# ASSIGNMENT
Pick out all lines of the entries that include the word "type" and copy them.

-.-.-

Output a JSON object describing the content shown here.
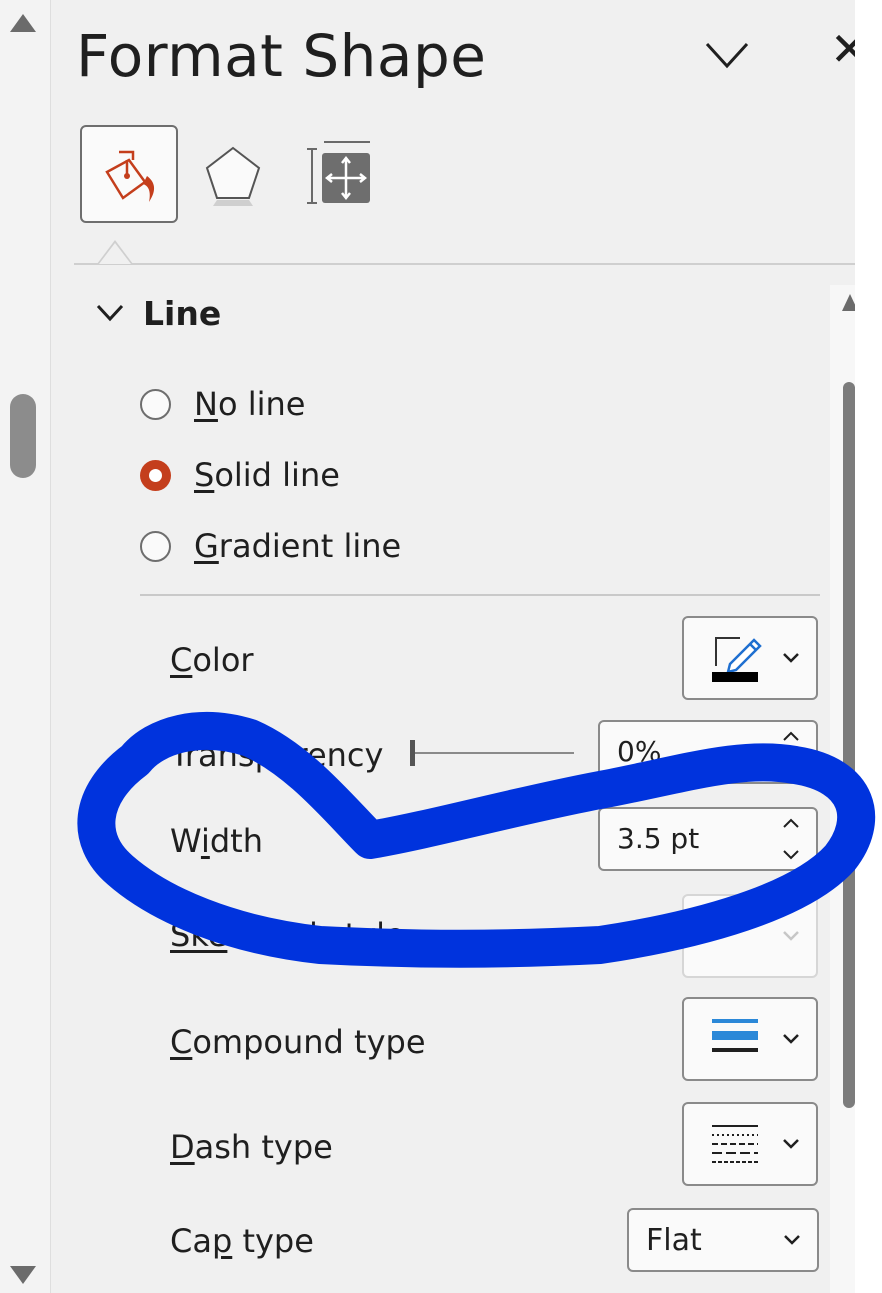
{
  "pane": {
    "title": "Format Shape",
    "tabs": [
      {
        "name": "Fill & Line",
        "icon": "paint-bucket-icon",
        "selected": true
      },
      {
        "name": "Effects",
        "icon": "pentagon-icon",
        "selected": false
      },
      {
        "name": "Size & Properties",
        "icon": "size-position-icon",
        "selected": false
      }
    ]
  },
  "line_section": {
    "title": "Line",
    "options": [
      {
        "accel": "N",
        "rest": "o line",
        "selected": false
      },
      {
        "accel": "S",
        "rest": "olid line",
        "selected": true
      },
      {
        "accel": "G",
        "rest": "radient line",
        "selected": false
      }
    ],
    "properties": {
      "color": {
        "accel": "C",
        "rest": "olor",
        "swatch": "#000000"
      },
      "transparency": {
        "prefix": "",
        "mid": "Tra",
        "rest": "nsparency",
        "value": "0%"
      },
      "width": {
        "pre": "W",
        "accel": "i",
        "rest": "dth",
        "value": "3.5 pt"
      },
      "sketched": {
        "accel": "Ske",
        "rest": "tched style"
      },
      "compound": {
        "accel": "C",
        "rest": "ompound type"
      },
      "dash": {
        "accel": "D",
        "rest": "ash type"
      },
      "cap": {
        "pre": "Ca",
        "accel": "p",
        "rest": " type",
        "value": "Flat"
      }
    }
  },
  "colors": {
    "accent": "#c43e1c",
    "annotation": "#0033dd",
    "compound_icon": "#2b88d8"
  }
}
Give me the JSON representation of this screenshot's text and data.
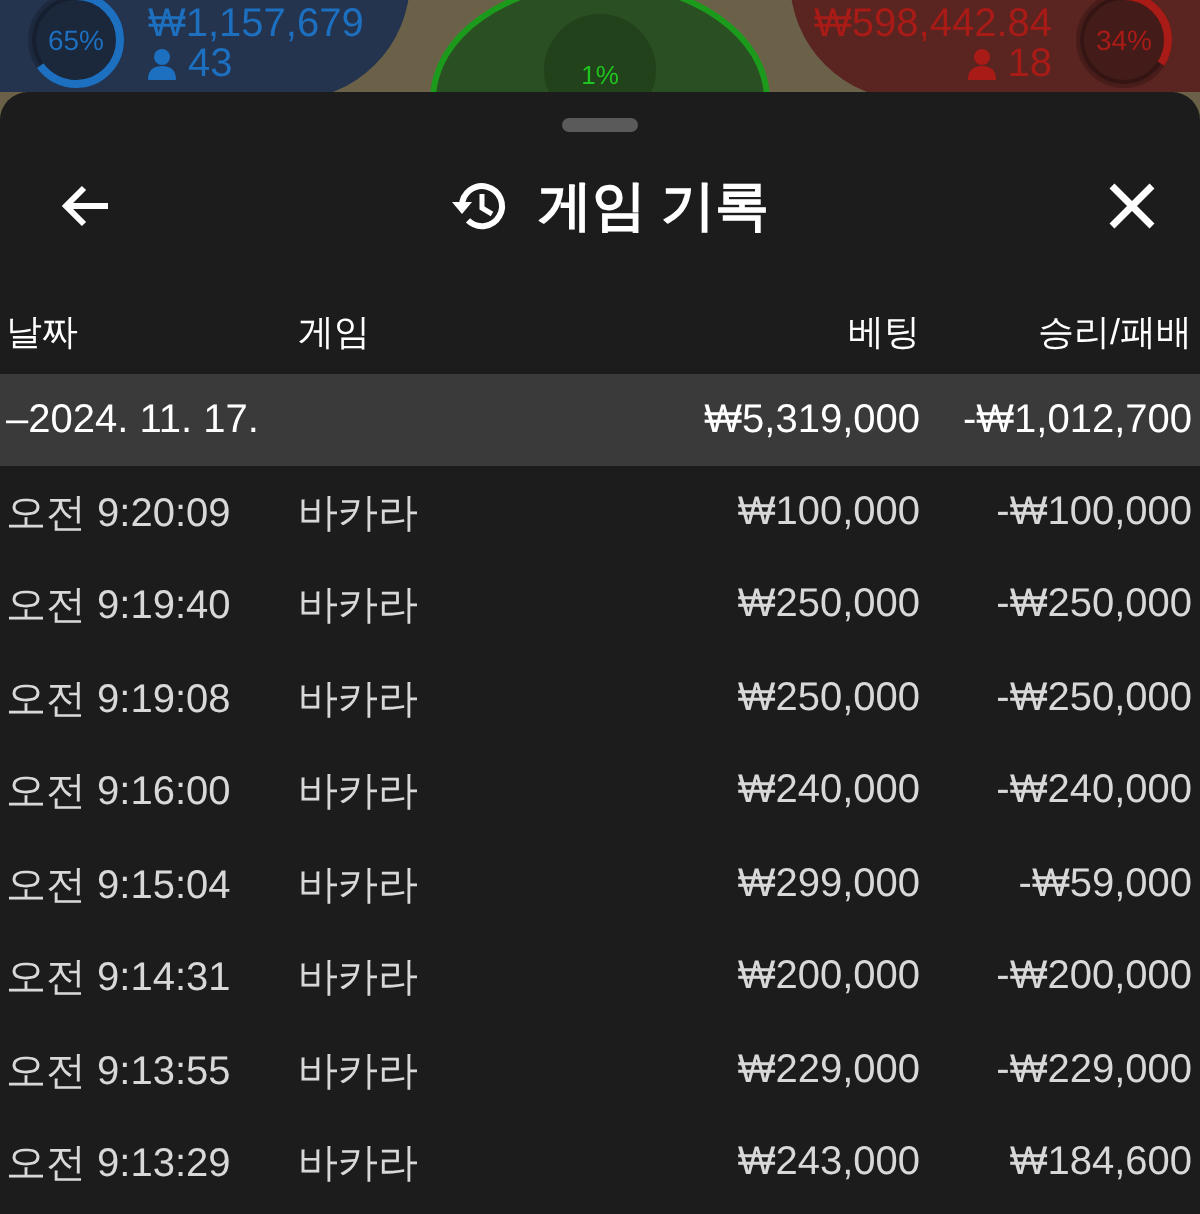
{
  "game_status": {
    "player": {
      "percent": "65%",
      "amount": "₩1,157,679",
      "count": "43"
    },
    "tie": {
      "percent": "1%"
    },
    "banker": {
      "percent": "34%",
      "amount": "₩598,442.84",
      "count": "18"
    }
  },
  "sheet": {
    "title": "게임 기록",
    "columns": [
      "날짜",
      "게임",
      "베팅",
      "승리/패배"
    ],
    "group": {
      "date": "–2024. 11. 17.",
      "bet": "₩5,319,000",
      "result": "-₩1,012,700"
    },
    "rows": [
      {
        "time": "오전 9:20:09",
        "game": "바카라",
        "bet": "₩100,000",
        "result": "-₩100,000"
      },
      {
        "time": "오전 9:19:40",
        "game": "바카라",
        "bet": "₩250,000",
        "result": "-₩250,000"
      },
      {
        "time": "오전 9:19:08",
        "game": "바카라",
        "bet": "₩250,000",
        "result": "-₩250,000"
      },
      {
        "time": "오전 9:16:00",
        "game": "바카라",
        "bet": "₩240,000",
        "result": "-₩240,000"
      },
      {
        "time": "오전 9:15:04",
        "game": "바카라",
        "bet": "₩299,000",
        "result": "-₩59,000"
      },
      {
        "time": "오전 9:14:31",
        "game": "바카라",
        "bet": "₩200,000",
        "result": "-₩200,000"
      },
      {
        "time": "오전 9:13:55",
        "game": "바카라",
        "bet": "₩229,000",
        "result": "-₩229,000"
      },
      {
        "time": "오전 9:13:29",
        "game": "바카라",
        "bet": "₩243,000",
        "result": "₩184,600"
      }
    ]
  }
}
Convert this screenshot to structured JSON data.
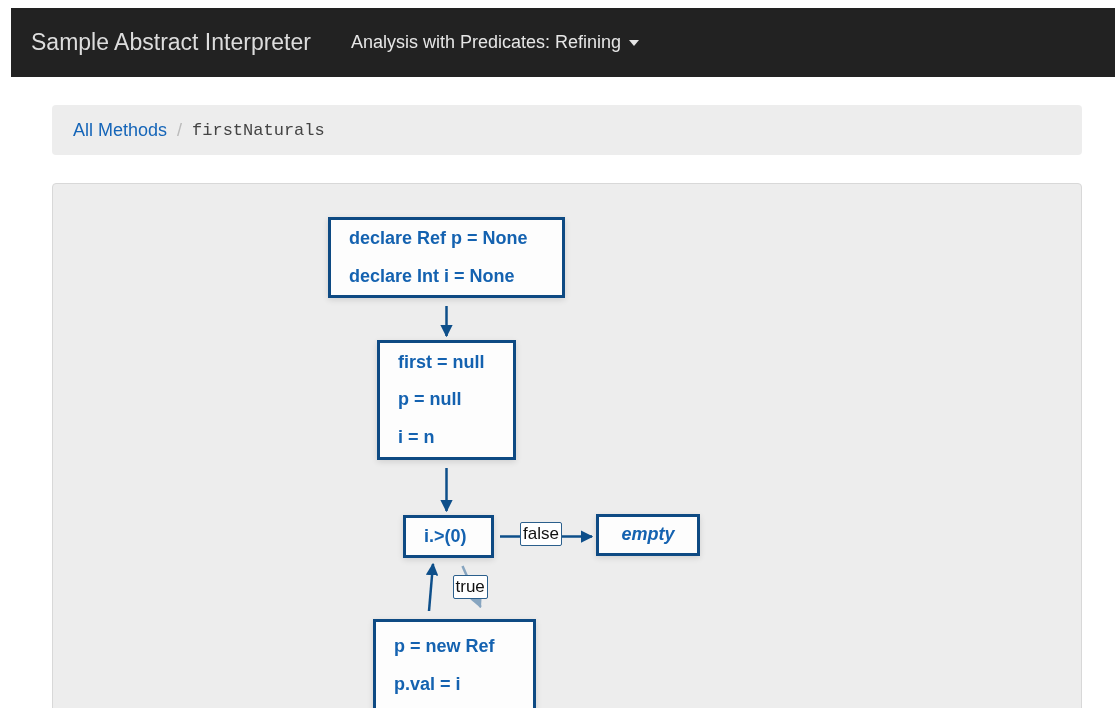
{
  "navbar": {
    "brand": "Sample Abstract Interpreter",
    "dropdown": "Analysis with Predicates: Refining"
  },
  "breadcrumb": [
    {
      "label": "All Methods",
      "kind": "link"
    },
    {
      "label": "/",
      "kind": "separator"
    },
    {
      "label": "firstNaturals",
      "kind": "current"
    }
  ],
  "graph": {
    "nodes": [
      {
        "kind": "statements",
        "lines": [
          "declare Ref p = None",
          "declare Int i = None"
        ]
      },
      {
        "kind": "statements",
        "lines": [
          "first = null",
          "p = null",
          "i = n"
        ]
      },
      {
        "kind": "statements",
        "lines": [
          "i.>(0)"
        ]
      },
      {
        "kind": "empty",
        "lines": [
          "empty"
        ]
      },
      {
        "kind": "statements",
        "lines": [
          "p = new Ref",
          "p.val = i"
        ]
      }
    ],
    "edge_labels": [
      "false",
      "true"
    ]
  }
}
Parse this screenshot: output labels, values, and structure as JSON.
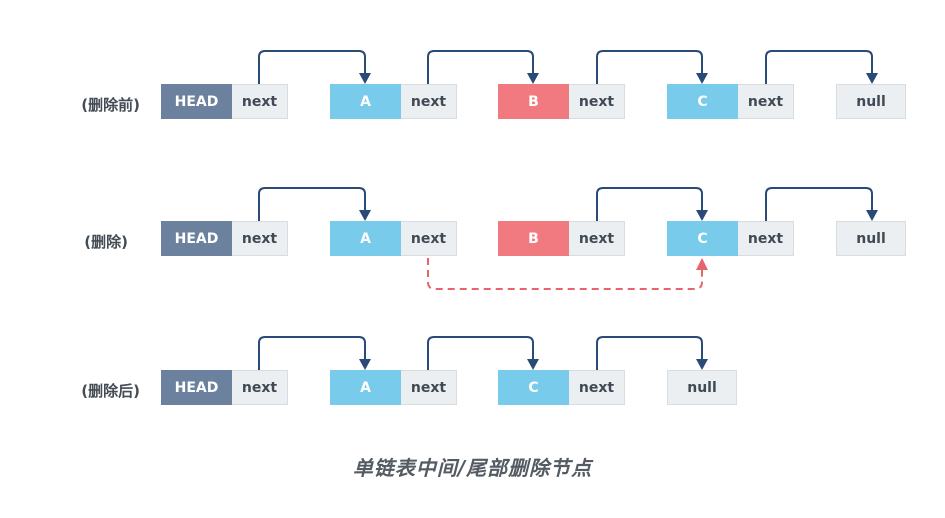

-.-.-

# PROBLEM SOLUTION
        "rest": "ompound type"
        "rest": "ash type"
        "rest": " type",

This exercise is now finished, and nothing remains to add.